Sometimes known as mock orange, this is a deciduous shrub for mid- to late-spring blooms which does well in the Sydney climate as well as in cooler climates. There are around 80 species that can be found growing on mountain slopes from western China to Mexico, North and South America, Italy and Austria. All Philadelphus are strongly fragrant, with exquisite large white single, semi-double or double cup-shaped blooms with prominent central stamens.
Many of the best cultivars were raised by the French nursery Lemoine in the early 20th century. A well-known cultivar is Philadelphus 'Virginal' with double white perfumed flowers on an arching shrub to 2.5-3 m tall. 'Natchez' has single blooms and grows 2.4-3 m tall.

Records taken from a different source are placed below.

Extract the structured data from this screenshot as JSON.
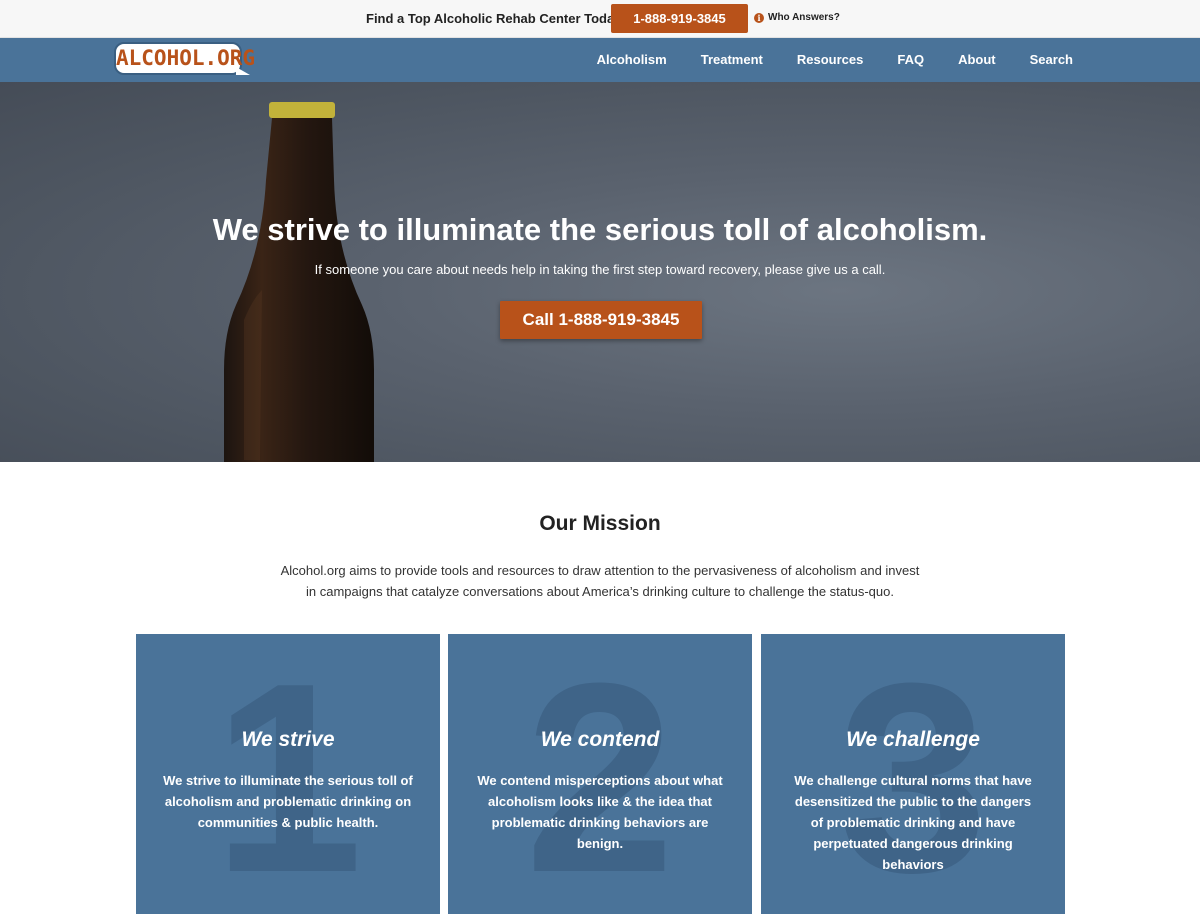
{
  "topbar": {
    "promo_text": "Find a Top Alcoholic Rehab Center Today.",
    "phone_button": "1-888-919-3845",
    "who_answers": "Who Answers?",
    "info_icon": "info-circle-icon"
  },
  "nav": {
    "logo_text": "ALCOHOL.ORG",
    "items": [
      {
        "label": "Alcoholism"
      },
      {
        "label": "Treatment"
      },
      {
        "label": "Resources"
      },
      {
        "label": "FAQ"
      },
      {
        "label": "About"
      },
      {
        "label": "Search"
      }
    ]
  },
  "hero": {
    "title": "We strive to illuminate the serious toll of alcoholism.",
    "subtitle": "If someone you care about needs help in taking the first step toward recovery, please give us a call.",
    "cta": "Call 1-888-919-3845"
  },
  "mission": {
    "title": "Our Mission",
    "text": "Alcohol.org aims to provide tools and resources to draw attention to the pervasiveness of alcoholism and invest in campaigns that catalyze conversations about America’s drinking culture to challenge the status-quo.",
    "cards": [
      {
        "number": "1",
        "title": "We strive",
        "text": "We strive to illuminate the serious toll of alcoholism and problematic drinking on communities & public health."
      },
      {
        "number": "2",
        "title": "We contend",
        "text": "We contend misperceptions about what alcoholism looks like & the idea that problematic drinking behaviors are benign."
      },
      {
        "number": "3",
        "title": "We challenge",
        "text": "We challenge cultural norms that have desensitized the public to the dangers of problematic drinking and have perpetuated dangerous drinking behaviors"
      }
    ]
  },
  "colors": {
    "accent": "#b8521a",
    "nav_blue": "#4a7399"
  }
}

Smaller versions include 'Belle Etoile' (ht 1.2-1.8 m) with a purplish stain in the base of its large single white flowers; and for very compact spaces there is 'Manteau d'Hermine' (ht 75 cm) with double white, highly perfumed blooms. Philadelphus coronarius is 2-3 m tall and has single flowers. Its cultivar 'Aureus' (ht 2.5 m) has delightful yellow leaves in spring, which change to lime in summer. It needs a more protected position than other Philadelphus, to avoid sunburn on the leaves. P. mexicanus (ht 5-6 m) is an evergreen climbing form.
The shrubs should be pruned straight after flowering by removing one-third of old stems at ground level and giving the remaining stems a light clipping, cutting back to just above new growth. Very overgrown old specimens can be rejuvenated by removing half the oldest, largest branches at ground level one year (after flowering) and removing the rest of the old growth the following year. Each year after pruning, apply some general-purpose fertiliser and a mulch of compost or well-rotted manure. Philadelphus like a position in at least half sun, and reasonable moisture in their early years. Once established, they tolerate considerable dryness. They can be propagated from softwood cuttings in summer or hardwood cuttings in autumn or winter.
Flowers in October, November.